Hiding from observation. Sunoco, knowing that it is violating the rules, has gone to great lengths to avoid being watched. When neighbors started noticing some of the problems, Sunoco put up plywood barriers. When the neighbors watched from stepladders, Sunoco made the barriers higher. When one neighbor put a camera on a tall pole, Sunoco put up black plastic on poles 18 feet high to hide its work. (That wall, which violated local fence ordinances, blew down in a windstorm.) Now, when grouting is occurring, Sunoco moves heavy equipment into position to try to block the view, or positions groups of workers such that detailed observation is prevented.

What the DEP wants now. On July 17, West Whiteland Township announced that the DEP had asked, and Sunoco had agreed “to voluntarily shut down pipeline construction” at the location. (There is, as of this writing, no official announcement yet from the DEP.) Sunoco is supposed to submit a plan in which it will “lay out the steps they will take to mitigate or prevent future subsidences [sinkholes] at this location.”

The West Whiteland announcement continues:

“DEP expects Sunoco to submit an emergency permit request to:

  • outline the previously conducted grouting operations that have been in response to the recent subsidences,
  • outline the required restoration for those sites, and
  • submit a plan to prevent future subsidences from occurring on site during the completion of the pipeline installation.”

The second bullet point, in particular, will be challenging.

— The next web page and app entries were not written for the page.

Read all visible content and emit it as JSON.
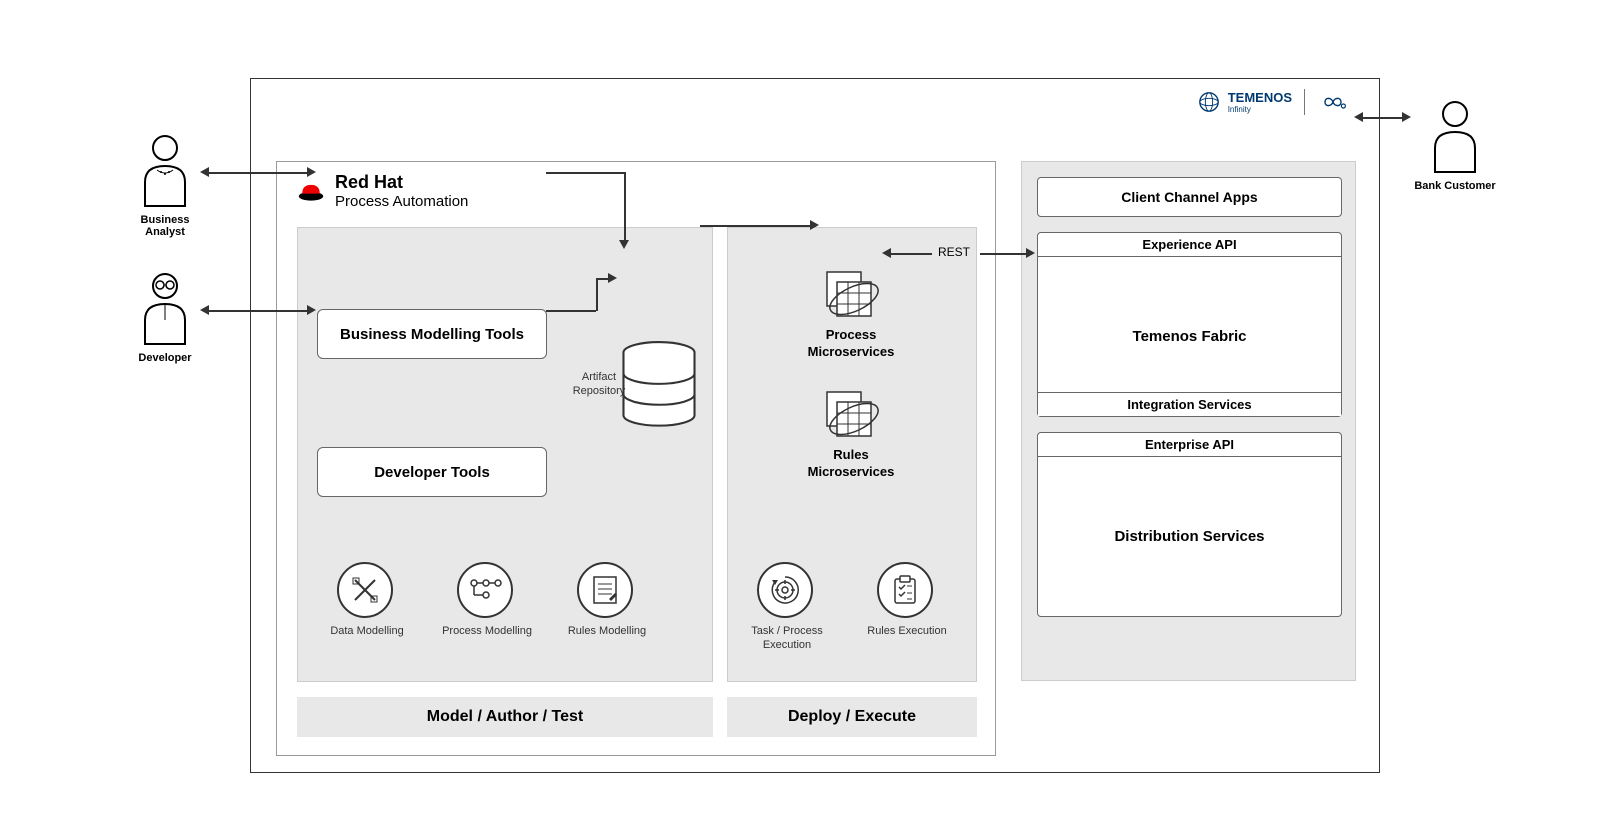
{
  "logo": {
    "temenos": "TEMENOS",
    "temenos_sub": "Infinity"
  },
  "redhat": {
    "brand": "Red Hat",
    "product": "Process Automation"
  },
  "actors": {
    "business_analyst": "Business Analyst",
    "developer": "Developer",
    "bank_customer": "Bank Customer"
  },
  "tools": {
    "business_modelling": "Business Modelling Tools",
    "developer_tools": "Developer Tools"
  },
  "repo_label": "Artifact Repository",
  "microservices": {
    "process": "Process Microservices",
    "rules": "Rules Microservices"
  },
  "circles": {
    "data_modelling": "Data Modelling",
    "process_modelling": "Process Modelling",
    "rules_modelling": "Rules Modelling",
    "task_process_execution": "Task / Process Execution",
    "rules_execution": "Rules Execution"
  },
  "phases": {
    "model": "Model / Author / Test",
    "deploy": "Deploy / Execute"
  },
  "services": {
    "client_channel_apps": "Client Channel Apps",
    "experience_api": "Experience API",
    "temenos_fabric": "Temenos Fabric",
    "integration_services": "Integration Services",
    "enterprise_api": "Enterprise API",
    "distribution_services": "Distribution Services"
  },
  "rest_label": "REST"
}
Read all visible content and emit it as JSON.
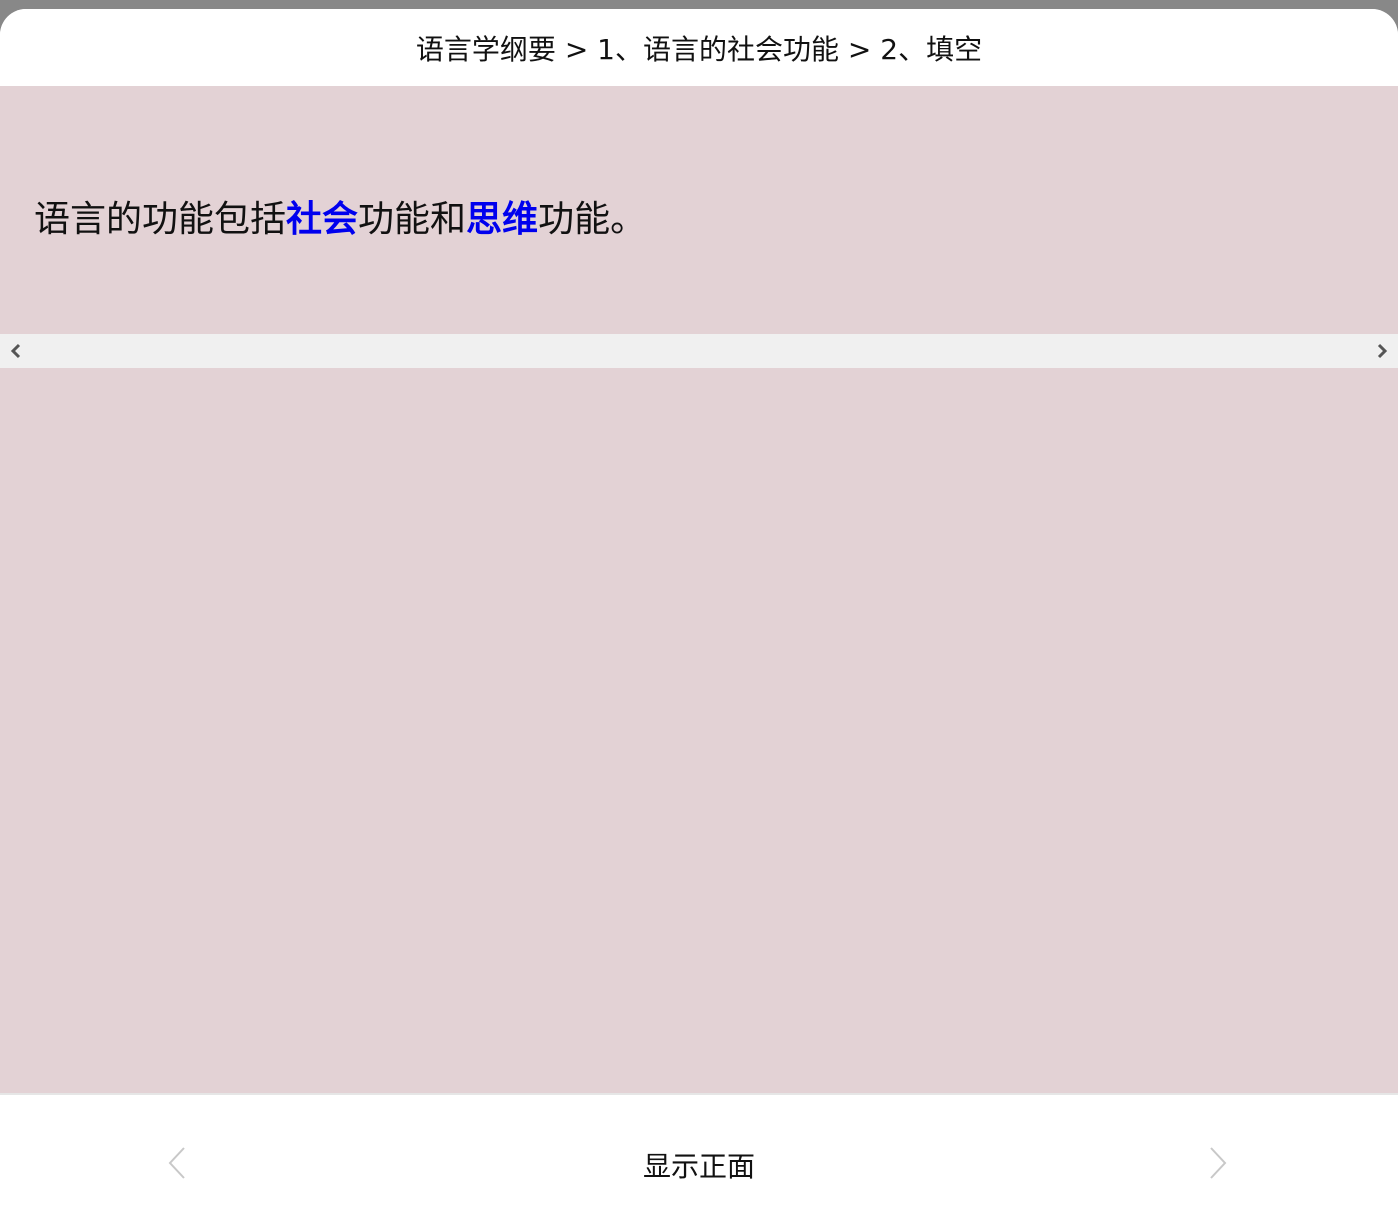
{
  "header": {
    "breadcrumb": "语言学纲要 > 1、语言的社会功能 > 2、填空"
  },
  "card": {
    "front_text_segments": {
      "part1": "语言的功能包括",
      "blank1": "社会",
      "part2": "功能和",
      "blank2": "思维",
      "part3": "功能。"
    },
    "background_color": "#e3d2d5",
    "blank_color": "#0000ee"
  },
  "splitter": {
    "left_icon": "chevron-left-icon",
    "right_icon": "chevron-right-icon"
  },
  "footer": {
    "show_front_label": "显示正面",
    "prev_icon": "chevron-left-icon",
    "next_icon": "chevron-right-icon"
  }
}
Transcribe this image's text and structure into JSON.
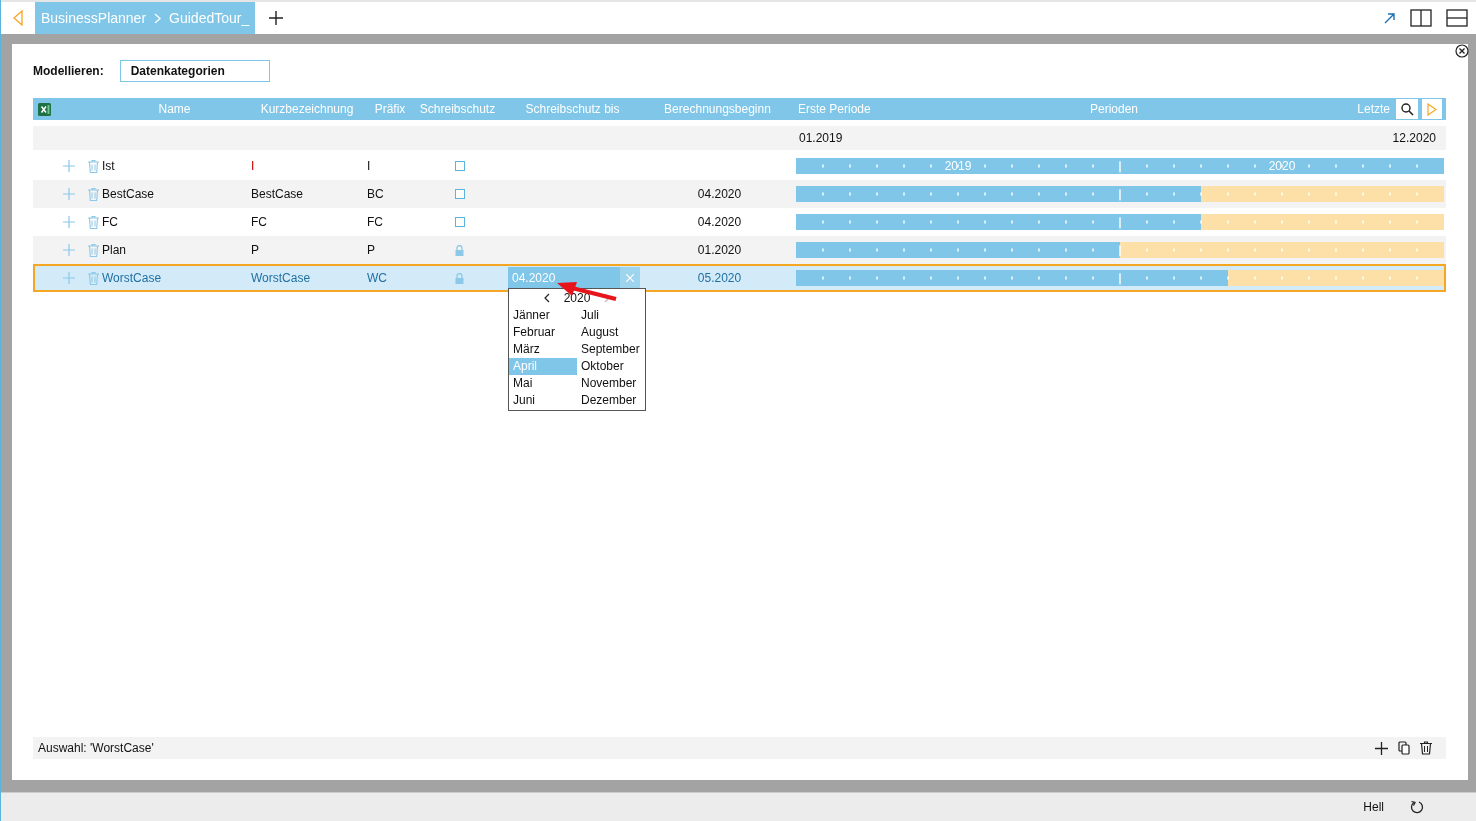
{
  "tab_bar": {
    "breadcrumb": [
      "BusinessPlanner",
      "GuidedTour_"
    ]
  },
  "model": {
    "label": "Modellieren:",
    "value": "Datenkategorien"
  },
  "table": {
    "columns": [
      "Name",
      "Kurzbezeichnung",
      "Präfix",
      "Schreibschutz",
      "Schreibschutz bis",
      "Berechnungsbeginn"
    ],
    "period_header": {
      "first": "Erste Periode",
      "middle": "Perioden",
      "last": "Letzte"
    },
    "period_range": {
      "start": "01.2019",
      "end": "12.2020"
    },
    "rows": [
      {
        "name": "Ist",
        "short": "I",
        "prefix": "I",
        "write_protected": false,
        "calc_start": "",
        "level": 1,
        "year_labels": [
          "2019",
          "2020"
        ],
        "selected": false,
        "editing": false
      },
      {
        "name": "BestCase",
        "short": "BestCase",
        "prefix": "BC",
        "write_protected": false,
        "calc_start": "04.2020",
        "level": 0.625,
        "selected": false,
        "editing": false
      },
      {
        "name": "FC",
        "short": "FC",
        "prefix": "FC",
        "write_protected": false,
        "calc_start": "04.2020",
        "level": 0.625,
        "selected": false,
        "editing": false
      },
      {
        "name": "Plan",
        "short": "P",
        "prefix": "P",
        "write_protected": true,
        "calc_start": "01.2020",
        "level": 0.5,
        "selected": false,
        "editing": false
      },
      {
        "name": "WorstCase",
        "short": "WorstCase",
        "prefix": "WC",
        "write_protected": true,
        "protected_until": "04.2020",
        "calc_start": "05.2020",
        "level": 0.6667,
        "selected": true,
        "editing": true
      }
    ]
  },
  "month_picker": {
    "year": "2020",
    "months": [
      {
        "label": "Jänner",
        "selected": false
      },
      {
        "label": "Februar",
        "selected": false
      },
      {
        "label": "März",
        "selected": false
      },
      {
        "label": "April",
        "selected": true
      },
      {
        "label": "Mai",
        "selected": false
      },
      {
        "label": "Juni",
        "selected": false
      },
      {
        "label": "Juli",
        "selected": false
      },
      {
        "label": "August",
        "selected": false
      },
      {
        "label": "September",
        "selected": false
      },
      {
        "label": "Oktober",
        "selected": false
      },
      {
        "label": "November",
        "selected": false
      },
      {
        "label": "Dezember",
        "selected": false
      }
    ]
  },
  "footer": {
    "selection": "Auswahl: 'WorstCase'"
  },
  "status_bar": {
    "theme": "Hell"
  }
}
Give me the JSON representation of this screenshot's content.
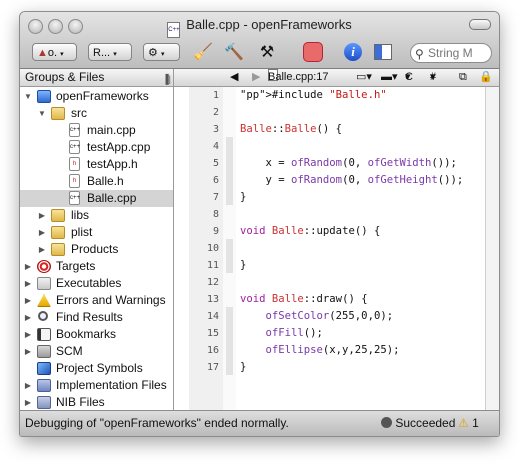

It is hard to see how Sunoco can actually “restore” the grouted areas. The grout will have spread into the cracks and crevices of the karst. There is no way to extract the grout.

The grout may well be forming an impervious underground barrier that prevents normal groundwater flow through this flood-prone area, making the likelihood of flooding even higher than it already was. The flood threat is serious: in the past, three homes at this location had to be abandoned and torn down because of repeated flooding.

Ask the DEP for a public comment period. The public needs to be able to review and comment on the emergency permit request that Sunoco submits to the DEP. Too often, the DEP has simply accepted as sufficient whatever plan Sunoco comes up with. That cannot continue.

Please write to the DEP at:

Let them know that they have done the right thing by requiring Sunoco to halt construction, and now they must let the public have the opportunity to weigh in on Sunoco’s plans.